Even though they're delicious, you can get tired of eating them after a time. I recommend freezing some for the winter by cooking them and freezing in airtight bags. When you're ready to eat them, just sauté them again.

There's lots of other fun things you can do with giant puffballs. I decided to make a page for them. Maybe you have some other ideas? Email me!

Hal Burdsall with a Calvatia snowman

Hal Burdsall, recently retired from the Forest Service in Madison, has a coke with his new best friend

Mike Tansey with two large Calvatia

Mike Tansey of Indiana University finds two new friends.

Heather Hallen loves her puffball

Heather Hallen of Michigan State University with her new workout weight. Peter Vachuska of University of Wisconsin- West Bend is in the background

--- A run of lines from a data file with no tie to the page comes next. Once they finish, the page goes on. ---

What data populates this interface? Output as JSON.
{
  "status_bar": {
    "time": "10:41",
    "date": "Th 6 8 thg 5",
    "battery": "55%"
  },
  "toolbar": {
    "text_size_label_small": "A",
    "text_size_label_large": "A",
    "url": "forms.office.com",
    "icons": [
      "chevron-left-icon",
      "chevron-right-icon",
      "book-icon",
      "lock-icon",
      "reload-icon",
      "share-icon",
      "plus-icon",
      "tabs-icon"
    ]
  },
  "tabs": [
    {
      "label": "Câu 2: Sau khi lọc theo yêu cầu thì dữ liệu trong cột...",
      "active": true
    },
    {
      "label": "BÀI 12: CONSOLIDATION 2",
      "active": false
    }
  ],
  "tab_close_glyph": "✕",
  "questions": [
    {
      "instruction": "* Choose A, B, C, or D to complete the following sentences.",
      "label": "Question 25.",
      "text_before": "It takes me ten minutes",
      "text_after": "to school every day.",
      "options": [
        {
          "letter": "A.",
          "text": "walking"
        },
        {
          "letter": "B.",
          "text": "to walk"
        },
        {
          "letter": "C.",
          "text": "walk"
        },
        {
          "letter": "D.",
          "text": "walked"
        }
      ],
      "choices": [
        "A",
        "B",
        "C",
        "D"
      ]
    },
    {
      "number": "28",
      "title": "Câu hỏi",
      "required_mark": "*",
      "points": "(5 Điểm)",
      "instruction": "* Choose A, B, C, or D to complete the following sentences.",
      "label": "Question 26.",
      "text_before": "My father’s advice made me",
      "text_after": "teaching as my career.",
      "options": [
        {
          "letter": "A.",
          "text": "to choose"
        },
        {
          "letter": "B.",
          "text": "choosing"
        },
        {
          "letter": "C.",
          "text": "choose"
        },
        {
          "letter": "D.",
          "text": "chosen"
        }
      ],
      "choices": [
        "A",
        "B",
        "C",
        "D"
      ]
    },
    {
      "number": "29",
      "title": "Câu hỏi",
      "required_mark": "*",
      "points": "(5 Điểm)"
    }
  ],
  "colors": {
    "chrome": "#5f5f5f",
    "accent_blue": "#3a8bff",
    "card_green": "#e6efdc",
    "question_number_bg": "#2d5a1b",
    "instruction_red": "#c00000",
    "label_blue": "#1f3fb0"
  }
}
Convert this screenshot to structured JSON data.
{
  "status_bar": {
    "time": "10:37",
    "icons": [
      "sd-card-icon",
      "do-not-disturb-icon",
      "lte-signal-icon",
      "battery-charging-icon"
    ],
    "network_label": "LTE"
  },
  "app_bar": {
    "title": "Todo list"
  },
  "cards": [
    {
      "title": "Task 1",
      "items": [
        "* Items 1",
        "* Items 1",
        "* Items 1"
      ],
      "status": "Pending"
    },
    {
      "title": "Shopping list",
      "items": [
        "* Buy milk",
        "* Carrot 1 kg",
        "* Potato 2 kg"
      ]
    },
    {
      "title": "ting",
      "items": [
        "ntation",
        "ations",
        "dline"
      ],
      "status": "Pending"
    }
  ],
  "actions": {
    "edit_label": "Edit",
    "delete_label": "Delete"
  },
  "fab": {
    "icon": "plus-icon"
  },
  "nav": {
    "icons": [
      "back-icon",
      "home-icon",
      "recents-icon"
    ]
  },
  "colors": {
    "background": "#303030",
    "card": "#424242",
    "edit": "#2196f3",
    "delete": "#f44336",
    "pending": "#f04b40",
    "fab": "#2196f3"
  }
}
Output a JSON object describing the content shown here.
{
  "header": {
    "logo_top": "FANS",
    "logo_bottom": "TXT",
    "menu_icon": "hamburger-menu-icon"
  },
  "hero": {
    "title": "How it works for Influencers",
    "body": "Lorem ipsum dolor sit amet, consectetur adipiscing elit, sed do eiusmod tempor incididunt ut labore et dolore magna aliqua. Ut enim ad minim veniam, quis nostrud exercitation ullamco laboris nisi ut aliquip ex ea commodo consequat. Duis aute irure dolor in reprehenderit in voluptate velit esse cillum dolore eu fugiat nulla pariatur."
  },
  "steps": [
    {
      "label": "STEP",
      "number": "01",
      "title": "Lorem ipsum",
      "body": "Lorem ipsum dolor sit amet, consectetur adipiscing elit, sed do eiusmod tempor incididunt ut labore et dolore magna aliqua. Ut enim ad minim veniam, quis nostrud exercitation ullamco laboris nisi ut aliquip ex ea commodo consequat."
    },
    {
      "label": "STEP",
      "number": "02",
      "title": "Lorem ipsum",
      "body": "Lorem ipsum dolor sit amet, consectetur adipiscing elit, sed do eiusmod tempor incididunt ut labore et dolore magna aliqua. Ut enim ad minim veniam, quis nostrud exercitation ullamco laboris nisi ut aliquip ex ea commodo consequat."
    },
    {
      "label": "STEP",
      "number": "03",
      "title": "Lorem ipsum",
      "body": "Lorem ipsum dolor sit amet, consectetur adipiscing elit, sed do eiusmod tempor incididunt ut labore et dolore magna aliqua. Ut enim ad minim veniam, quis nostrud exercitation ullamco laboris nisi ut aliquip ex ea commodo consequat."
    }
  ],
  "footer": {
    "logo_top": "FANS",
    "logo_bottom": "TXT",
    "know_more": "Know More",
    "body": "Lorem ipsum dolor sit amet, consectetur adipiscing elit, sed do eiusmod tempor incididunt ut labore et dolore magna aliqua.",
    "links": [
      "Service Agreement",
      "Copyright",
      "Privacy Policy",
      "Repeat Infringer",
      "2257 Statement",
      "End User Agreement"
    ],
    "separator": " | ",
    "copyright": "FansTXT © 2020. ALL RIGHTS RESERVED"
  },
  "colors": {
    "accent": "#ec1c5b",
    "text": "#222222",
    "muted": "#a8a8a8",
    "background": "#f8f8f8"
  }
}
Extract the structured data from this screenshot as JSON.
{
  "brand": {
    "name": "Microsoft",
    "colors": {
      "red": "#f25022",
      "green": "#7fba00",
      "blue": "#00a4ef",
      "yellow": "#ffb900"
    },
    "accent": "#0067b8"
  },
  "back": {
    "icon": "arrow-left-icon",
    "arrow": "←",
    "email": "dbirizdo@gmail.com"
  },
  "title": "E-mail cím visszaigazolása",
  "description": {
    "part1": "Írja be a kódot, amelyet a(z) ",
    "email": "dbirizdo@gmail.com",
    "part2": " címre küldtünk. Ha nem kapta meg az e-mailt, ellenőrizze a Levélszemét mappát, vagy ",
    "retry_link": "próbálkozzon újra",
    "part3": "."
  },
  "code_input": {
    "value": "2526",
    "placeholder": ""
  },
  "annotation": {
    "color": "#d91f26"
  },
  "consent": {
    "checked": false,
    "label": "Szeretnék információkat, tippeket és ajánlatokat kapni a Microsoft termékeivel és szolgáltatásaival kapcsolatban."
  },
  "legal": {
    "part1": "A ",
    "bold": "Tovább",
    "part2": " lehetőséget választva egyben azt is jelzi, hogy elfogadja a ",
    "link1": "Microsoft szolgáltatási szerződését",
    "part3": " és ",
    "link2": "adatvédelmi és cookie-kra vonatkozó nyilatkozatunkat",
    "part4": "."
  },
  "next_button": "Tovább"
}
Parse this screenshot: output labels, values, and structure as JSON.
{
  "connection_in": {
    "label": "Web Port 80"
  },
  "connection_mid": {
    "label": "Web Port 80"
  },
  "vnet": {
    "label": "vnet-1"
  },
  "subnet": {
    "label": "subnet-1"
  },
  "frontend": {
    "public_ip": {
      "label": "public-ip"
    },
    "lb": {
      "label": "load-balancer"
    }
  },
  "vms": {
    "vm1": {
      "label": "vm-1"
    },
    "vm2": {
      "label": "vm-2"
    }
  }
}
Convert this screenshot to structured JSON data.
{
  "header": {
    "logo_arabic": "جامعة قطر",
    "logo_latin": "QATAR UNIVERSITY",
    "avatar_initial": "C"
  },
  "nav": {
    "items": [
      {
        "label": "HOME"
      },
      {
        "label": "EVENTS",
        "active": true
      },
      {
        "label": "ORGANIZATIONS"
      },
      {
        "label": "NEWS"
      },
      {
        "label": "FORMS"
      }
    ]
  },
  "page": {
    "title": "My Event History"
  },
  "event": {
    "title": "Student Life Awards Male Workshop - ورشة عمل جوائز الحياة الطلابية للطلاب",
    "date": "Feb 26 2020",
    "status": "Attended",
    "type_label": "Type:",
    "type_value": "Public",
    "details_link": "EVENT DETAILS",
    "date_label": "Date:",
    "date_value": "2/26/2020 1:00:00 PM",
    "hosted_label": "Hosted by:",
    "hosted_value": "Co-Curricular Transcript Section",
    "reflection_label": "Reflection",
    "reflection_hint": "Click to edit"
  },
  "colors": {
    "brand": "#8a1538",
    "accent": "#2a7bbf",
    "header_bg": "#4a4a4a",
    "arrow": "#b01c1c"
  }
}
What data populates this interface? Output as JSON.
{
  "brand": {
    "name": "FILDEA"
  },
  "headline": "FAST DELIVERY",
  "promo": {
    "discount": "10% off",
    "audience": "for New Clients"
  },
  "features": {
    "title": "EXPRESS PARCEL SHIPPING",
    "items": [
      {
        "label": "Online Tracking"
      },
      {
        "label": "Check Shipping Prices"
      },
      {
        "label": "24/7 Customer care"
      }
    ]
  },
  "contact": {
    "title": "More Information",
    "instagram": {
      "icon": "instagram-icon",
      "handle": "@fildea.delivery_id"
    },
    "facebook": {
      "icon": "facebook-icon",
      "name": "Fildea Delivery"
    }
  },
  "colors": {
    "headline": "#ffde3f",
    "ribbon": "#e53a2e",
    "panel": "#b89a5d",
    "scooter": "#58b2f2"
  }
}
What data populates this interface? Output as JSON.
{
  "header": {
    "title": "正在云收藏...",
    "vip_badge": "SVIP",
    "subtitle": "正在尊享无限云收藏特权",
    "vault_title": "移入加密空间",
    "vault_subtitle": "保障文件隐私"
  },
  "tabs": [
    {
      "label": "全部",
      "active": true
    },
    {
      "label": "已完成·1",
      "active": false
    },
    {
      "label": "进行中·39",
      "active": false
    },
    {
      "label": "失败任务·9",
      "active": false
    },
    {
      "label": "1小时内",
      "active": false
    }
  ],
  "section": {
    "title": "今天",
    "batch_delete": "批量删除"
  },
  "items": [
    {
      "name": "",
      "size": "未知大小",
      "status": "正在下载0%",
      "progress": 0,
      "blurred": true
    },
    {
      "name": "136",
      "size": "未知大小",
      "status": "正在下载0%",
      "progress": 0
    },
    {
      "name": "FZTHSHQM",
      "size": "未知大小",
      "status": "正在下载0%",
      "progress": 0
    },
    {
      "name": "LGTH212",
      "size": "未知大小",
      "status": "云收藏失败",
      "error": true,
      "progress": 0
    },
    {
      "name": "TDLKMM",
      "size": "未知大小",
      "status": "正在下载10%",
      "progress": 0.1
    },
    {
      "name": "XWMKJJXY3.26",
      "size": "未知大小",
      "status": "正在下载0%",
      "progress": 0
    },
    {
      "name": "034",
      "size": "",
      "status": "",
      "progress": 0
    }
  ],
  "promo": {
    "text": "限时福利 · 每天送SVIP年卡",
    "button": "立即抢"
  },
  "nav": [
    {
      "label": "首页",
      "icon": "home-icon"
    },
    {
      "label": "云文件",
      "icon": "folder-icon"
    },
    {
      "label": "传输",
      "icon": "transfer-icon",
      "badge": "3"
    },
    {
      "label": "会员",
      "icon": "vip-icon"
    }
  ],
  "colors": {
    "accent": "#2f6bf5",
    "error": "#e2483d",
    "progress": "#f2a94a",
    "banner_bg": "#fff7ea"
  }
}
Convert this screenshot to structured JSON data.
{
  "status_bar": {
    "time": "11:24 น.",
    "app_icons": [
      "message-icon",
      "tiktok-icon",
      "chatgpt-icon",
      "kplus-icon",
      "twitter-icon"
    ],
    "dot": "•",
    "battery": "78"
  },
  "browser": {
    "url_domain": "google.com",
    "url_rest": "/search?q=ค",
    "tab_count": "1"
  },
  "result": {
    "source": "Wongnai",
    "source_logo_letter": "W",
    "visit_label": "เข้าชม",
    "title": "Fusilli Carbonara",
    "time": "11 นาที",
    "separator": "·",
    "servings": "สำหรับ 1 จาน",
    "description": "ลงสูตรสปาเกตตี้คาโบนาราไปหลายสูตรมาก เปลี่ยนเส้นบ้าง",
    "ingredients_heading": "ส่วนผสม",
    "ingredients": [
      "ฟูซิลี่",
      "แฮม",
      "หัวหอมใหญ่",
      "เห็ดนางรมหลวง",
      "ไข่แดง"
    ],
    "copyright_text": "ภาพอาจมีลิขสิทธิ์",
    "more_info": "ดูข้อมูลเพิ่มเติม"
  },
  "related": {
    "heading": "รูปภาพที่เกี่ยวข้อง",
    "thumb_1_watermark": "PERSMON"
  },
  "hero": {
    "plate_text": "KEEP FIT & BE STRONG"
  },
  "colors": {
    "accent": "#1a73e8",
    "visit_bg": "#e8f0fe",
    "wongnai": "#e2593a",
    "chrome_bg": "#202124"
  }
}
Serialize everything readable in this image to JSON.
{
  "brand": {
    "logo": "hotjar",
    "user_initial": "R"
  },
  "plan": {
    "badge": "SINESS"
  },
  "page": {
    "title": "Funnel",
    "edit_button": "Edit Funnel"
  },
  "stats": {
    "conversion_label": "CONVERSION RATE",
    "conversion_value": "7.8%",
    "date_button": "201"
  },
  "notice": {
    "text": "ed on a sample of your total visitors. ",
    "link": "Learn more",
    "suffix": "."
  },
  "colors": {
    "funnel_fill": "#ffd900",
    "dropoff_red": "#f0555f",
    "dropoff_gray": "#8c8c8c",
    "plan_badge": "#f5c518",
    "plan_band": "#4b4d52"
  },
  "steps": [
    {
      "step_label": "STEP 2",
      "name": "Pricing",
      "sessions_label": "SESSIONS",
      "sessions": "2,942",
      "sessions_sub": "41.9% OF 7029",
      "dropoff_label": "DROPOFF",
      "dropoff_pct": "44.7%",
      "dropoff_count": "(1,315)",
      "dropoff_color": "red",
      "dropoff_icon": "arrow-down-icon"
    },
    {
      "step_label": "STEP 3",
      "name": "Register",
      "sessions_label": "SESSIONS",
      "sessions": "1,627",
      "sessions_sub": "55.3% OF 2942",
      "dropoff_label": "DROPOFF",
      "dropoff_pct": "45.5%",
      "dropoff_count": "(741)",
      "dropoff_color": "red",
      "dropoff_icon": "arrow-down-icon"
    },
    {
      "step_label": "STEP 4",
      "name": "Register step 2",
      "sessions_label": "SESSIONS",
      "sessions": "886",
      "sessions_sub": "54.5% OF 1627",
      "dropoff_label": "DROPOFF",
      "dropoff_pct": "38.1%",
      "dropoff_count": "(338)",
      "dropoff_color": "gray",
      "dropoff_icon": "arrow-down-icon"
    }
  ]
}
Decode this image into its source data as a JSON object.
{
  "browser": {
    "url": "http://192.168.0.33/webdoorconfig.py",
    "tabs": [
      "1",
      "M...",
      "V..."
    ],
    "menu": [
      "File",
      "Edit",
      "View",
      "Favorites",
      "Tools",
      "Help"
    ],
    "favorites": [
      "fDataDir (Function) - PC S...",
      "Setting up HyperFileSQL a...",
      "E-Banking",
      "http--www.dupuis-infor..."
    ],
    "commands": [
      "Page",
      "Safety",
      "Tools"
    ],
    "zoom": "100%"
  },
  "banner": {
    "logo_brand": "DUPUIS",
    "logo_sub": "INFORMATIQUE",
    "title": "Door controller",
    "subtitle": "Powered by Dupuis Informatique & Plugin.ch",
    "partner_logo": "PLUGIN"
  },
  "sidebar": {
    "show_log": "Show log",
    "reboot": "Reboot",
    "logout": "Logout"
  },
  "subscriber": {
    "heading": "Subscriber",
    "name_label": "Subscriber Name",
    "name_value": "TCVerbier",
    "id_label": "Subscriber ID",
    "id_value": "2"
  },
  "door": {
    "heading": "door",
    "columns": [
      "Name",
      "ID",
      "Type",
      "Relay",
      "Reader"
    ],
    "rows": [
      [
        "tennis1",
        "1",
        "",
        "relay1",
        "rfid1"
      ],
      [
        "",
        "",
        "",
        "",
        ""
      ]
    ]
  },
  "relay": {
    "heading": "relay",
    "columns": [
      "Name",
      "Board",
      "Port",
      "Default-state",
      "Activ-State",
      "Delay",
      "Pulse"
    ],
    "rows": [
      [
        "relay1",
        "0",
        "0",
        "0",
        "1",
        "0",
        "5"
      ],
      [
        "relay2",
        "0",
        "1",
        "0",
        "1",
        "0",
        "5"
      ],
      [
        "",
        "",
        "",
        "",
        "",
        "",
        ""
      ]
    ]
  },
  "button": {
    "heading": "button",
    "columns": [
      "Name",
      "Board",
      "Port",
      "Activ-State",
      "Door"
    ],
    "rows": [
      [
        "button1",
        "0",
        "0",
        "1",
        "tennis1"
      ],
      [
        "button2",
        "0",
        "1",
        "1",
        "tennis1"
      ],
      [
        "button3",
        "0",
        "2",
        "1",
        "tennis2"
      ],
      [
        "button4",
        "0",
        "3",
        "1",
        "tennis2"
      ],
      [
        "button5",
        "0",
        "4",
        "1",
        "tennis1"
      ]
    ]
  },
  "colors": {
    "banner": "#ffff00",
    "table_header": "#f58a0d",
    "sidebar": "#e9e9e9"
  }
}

Princess Leigha with her uncle Scott Cooper

Leigha (really her name!) becomes Princess Leigha with help from her uncle Scott Cooper from the UW-La Crosse and Calvatia cyathiformis

Amanita shrine

With Amanita virosa puffballs can be an acceptable shrine substitute, if you can't find a blue bathtub

Darrell Cox bowls over the other fungi

Darrell Cox of the University of Illinois goes bowling.

John Rippon is saved during a front end collision

John Rippon, emeritus professor of Medical Mycology from the University of Chicago, is saved during a front end collision by a Calvatia airbag.

Calvatia crash test dummy

Calvatia can be used as a crash test dummy. Thanks to John Denk, from Tinley Park, Illinois for this fun image, which he took last summer, probably about the same time I took all the other Calvatia pictures.

Tammy Spillis of Michigan wrote about some more fun things to do with giant puffballs: "You can serve them up at a volley ball game. But only once. For the soccer enthusiast, a smashing experience. Little kids love to play catch with them. If the mundane isn't enough, Spray paint them black and take to the nearest bowling alley. Put on the shelf for local patrons to curse. And of course kickball is always an option."

New for Winter 2002-2003!

Jerry Weiland finds a friend

Jerry Weiland of the University of Wisconsin-Madison finds a new friend

Jerry Weiland's new butt

Tragically, many people are born without a butt. The right Calvatia can be an acceptable butt substitute, as Jerry shows.

I hope you enjoyed this page. Fungi are fun!! For the rest of my pages on fungi, please click

©Copyright 2000-2003 by Thomas J. Volk